Tuesday, July 5, 2016

Tales of the Tiny: Pulaski Park

RI Families in Nature guide Jeanine Silversmith took a group of about 30 down a trail going around a freshwater pond full of water lilies and through the mossy woods to examine beaver dams and lodges.  What was most surprising were all the tiny things we found...

Pulaski State Park is in Chepachet off Route 44, nearby to several campgrounds and hosting their own.  After a brief introduction, the group set off along the beach, small children in hand and older ones making instant friends with others.  We soon had our itinerary lined with lily pads and white flowers floating at the edge of Peck Pond and my daughter was quick to spot a Bullfrog.  

An oak gall formed from a wasp egg landed perfectly on a pad.

Look fast!  Bullfrog lurking!

Catching, examining, then releasing with the net.

I expected some frogs and toads, especially with the recent rain, but I wasn't prepared for what happened next.  One little boy had proudly declared his skill in locating frogs, and he did not disappoint.  

Snail friend.
American toad.
The toad is in here, I swear!
Another toad.
Still another toad...
A katydid (cousin to grasshopper, cricket, and mantis).
Another snail!
And this...this TINY frog! 
 I'm pretty sure it's a frog because I did not see any of the glands behind the eyes or bumps or warts toads have.   It was spotted with banded legs.  Could it be a newly transformed leopard frog or a Eleutherodactylus (Syrrhophus) marnockii?  Did we find a rare or new species???!!  Can anyone comment below?

Of course, it was hard to miss the beaver lodges and dams and we were able to examine beaver activity on several trees, although the beavers themselves (mostly nocturnal) were not in sight.  

Notice the tapered chisel before the trunk snapped.

Beaver lodge.  Residents enter from underwater, but inside is dry and has air.

More beaver evidence.

The beavers weren't the only ones who likes this spot!  We saw FOUR garter snakes and I saw one slither into a tiny hole in the earth.

What (bigger) animal lives in here, I do not know.

Sometimes it was enough just to enjoy the textures of leaf litter, moss, and lichen, find an interesting tree.  How many moss types were there?  How long would it take these baby pine to grow as tall as their parents?  When trees fell, how long until the mushrooms, insects, and bacteria returned them to the earth?  What made two trees grow together?  What story does the shed birch bark tell? 

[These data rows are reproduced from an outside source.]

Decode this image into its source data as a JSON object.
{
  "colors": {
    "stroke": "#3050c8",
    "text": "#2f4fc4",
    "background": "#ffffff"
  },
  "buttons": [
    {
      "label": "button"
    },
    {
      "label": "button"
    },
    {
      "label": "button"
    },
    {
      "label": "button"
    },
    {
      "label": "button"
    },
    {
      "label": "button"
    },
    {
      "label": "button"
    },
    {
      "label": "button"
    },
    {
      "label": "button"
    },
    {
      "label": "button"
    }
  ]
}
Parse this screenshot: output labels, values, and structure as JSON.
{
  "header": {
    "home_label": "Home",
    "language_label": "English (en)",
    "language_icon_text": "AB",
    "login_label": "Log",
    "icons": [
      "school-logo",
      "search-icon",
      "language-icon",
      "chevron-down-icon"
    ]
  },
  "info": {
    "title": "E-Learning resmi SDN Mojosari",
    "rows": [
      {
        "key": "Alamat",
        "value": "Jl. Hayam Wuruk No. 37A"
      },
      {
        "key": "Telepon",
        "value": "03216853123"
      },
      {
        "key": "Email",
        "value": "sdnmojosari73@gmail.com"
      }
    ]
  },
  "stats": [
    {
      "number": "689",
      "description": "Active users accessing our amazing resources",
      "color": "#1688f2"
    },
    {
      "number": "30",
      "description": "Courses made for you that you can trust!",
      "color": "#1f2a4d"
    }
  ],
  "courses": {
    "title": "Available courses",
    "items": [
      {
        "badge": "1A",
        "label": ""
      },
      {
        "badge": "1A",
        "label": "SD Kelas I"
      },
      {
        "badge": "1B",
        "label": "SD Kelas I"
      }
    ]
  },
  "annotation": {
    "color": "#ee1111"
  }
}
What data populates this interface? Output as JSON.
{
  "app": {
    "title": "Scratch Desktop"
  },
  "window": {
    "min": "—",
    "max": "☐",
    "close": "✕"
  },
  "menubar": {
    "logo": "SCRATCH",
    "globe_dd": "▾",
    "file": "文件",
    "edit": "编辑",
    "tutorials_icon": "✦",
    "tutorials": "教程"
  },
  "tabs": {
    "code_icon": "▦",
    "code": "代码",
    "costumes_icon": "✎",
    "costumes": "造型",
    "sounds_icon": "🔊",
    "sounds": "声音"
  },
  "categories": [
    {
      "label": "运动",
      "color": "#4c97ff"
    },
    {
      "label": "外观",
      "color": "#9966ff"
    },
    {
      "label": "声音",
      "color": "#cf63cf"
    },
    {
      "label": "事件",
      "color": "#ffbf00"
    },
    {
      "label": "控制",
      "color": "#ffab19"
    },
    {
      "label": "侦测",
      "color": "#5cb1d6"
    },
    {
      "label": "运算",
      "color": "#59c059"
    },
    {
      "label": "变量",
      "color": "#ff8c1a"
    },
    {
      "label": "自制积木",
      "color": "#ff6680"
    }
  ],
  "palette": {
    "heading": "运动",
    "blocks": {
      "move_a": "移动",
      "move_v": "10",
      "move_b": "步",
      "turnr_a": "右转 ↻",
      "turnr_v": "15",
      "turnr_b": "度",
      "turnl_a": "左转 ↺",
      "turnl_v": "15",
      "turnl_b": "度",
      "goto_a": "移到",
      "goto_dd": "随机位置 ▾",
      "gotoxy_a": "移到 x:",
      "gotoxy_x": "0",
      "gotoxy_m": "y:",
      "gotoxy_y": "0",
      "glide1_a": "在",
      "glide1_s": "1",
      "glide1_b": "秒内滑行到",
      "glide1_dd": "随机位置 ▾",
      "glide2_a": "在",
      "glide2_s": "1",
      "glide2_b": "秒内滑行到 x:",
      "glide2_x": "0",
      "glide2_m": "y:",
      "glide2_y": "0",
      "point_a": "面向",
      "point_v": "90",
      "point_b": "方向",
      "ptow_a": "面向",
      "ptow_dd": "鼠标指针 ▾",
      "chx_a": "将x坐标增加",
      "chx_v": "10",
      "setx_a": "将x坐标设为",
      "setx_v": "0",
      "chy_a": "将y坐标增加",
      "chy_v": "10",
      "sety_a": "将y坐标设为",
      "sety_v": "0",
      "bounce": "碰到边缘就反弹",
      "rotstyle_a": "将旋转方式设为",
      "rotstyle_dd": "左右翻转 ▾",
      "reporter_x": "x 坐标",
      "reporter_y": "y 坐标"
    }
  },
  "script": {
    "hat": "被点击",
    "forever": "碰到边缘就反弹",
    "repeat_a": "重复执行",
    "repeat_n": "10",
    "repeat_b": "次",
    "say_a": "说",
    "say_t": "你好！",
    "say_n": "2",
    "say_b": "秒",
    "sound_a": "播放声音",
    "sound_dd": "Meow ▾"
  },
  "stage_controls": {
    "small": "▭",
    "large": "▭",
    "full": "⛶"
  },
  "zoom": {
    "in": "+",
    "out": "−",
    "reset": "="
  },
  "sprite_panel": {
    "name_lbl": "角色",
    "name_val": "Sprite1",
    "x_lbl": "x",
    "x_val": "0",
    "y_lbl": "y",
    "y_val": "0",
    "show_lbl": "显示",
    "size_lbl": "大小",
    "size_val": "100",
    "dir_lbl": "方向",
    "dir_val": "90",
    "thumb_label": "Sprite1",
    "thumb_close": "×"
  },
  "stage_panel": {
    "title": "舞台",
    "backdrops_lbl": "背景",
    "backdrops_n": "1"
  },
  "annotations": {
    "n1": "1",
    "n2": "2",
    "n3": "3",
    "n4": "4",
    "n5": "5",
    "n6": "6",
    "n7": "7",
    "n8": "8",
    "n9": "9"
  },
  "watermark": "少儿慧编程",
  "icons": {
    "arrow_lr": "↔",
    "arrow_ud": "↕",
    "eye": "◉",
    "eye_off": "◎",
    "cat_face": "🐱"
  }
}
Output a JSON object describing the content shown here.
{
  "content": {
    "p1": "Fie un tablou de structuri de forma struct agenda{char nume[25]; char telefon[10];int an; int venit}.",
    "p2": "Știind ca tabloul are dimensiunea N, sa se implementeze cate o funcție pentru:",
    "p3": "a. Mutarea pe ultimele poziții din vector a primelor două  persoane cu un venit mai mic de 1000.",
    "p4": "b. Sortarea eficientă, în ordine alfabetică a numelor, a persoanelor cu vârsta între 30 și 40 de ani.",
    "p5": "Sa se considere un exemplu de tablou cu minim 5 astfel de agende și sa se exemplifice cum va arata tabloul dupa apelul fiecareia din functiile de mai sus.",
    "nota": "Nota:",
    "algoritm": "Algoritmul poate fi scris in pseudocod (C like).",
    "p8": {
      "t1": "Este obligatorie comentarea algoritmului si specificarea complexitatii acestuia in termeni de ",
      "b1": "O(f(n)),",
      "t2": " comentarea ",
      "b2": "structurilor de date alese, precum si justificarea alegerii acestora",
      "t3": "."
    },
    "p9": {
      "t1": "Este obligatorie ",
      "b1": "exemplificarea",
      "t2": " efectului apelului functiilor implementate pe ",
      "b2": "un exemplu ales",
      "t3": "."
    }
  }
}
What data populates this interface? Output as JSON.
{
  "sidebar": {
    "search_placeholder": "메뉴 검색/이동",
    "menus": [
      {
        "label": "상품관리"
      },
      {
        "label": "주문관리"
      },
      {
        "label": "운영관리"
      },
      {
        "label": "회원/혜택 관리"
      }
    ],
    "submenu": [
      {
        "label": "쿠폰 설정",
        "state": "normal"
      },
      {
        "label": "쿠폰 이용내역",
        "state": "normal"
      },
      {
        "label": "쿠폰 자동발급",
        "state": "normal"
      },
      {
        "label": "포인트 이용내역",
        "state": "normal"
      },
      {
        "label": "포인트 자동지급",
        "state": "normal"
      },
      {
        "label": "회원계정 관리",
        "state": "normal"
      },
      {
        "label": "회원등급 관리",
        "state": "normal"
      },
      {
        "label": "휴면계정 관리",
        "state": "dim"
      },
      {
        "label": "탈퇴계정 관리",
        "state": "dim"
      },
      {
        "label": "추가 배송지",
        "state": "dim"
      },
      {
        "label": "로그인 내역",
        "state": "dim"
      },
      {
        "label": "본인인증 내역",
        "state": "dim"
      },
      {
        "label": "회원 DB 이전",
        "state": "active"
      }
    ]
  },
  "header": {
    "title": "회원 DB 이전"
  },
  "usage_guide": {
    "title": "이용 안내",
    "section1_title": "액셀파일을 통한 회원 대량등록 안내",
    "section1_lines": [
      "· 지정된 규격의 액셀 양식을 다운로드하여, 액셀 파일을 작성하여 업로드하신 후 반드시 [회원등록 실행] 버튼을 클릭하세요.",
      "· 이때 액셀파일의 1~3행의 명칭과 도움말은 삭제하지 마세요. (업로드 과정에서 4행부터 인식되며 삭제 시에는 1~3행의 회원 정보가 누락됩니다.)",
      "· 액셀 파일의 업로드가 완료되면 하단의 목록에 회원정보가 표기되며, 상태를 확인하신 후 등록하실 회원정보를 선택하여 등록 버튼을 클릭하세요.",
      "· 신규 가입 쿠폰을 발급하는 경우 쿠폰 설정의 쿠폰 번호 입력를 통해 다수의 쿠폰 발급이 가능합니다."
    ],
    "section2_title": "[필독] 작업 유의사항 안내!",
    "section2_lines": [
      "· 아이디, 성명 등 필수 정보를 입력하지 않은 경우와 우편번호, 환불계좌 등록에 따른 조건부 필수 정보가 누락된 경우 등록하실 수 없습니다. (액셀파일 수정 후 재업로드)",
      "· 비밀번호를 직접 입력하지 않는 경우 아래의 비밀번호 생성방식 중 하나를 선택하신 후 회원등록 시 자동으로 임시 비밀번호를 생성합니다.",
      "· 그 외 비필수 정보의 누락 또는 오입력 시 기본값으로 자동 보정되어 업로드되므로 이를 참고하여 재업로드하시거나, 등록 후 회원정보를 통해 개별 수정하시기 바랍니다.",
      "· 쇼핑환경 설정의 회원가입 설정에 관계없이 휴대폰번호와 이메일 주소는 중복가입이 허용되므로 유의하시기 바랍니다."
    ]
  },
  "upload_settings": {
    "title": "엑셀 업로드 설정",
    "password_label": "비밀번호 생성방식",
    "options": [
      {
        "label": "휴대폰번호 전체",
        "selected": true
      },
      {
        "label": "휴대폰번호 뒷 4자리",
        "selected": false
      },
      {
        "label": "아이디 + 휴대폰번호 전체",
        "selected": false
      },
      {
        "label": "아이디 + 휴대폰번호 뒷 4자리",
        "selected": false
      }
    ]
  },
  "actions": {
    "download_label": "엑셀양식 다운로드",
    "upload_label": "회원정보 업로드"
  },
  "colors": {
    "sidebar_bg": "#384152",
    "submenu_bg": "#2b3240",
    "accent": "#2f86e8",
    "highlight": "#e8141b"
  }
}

A tiny setting for Middle Earth?

Faery tool?

A forest of pine and oak, the only birch fallen.  Birch borers?

Perhaps a parachute or a ship for a tiny creature?

Two trees, grown together.
A tree growing over a slab of stone.  Excalibur?
Decomposition is often invisible.  One mushroom has many threads.
Across the lush forest of moss...
Tiny mushrooms emerge. 
Westeros, perhaps?

Another toad.

A tree torn down by ___________.
What must live in this tower of roots?
A mosaic of roots, rocks, and forbs.


An accident, a clue?
A turtle-rock :)

And then there were the tiny treasures: A mushroom tower, flowering bearberry, single fungal cap rising above the damp, leafy ground.   It was a mile and a half, a lot of pausing to look at the ground, before we made our slow journey back.  Swimming in the pond, I thought of all the tiny things, stretched out my arms and legs, and looked past the ring of trees into the eternal sky.

No comments:

Post a Comment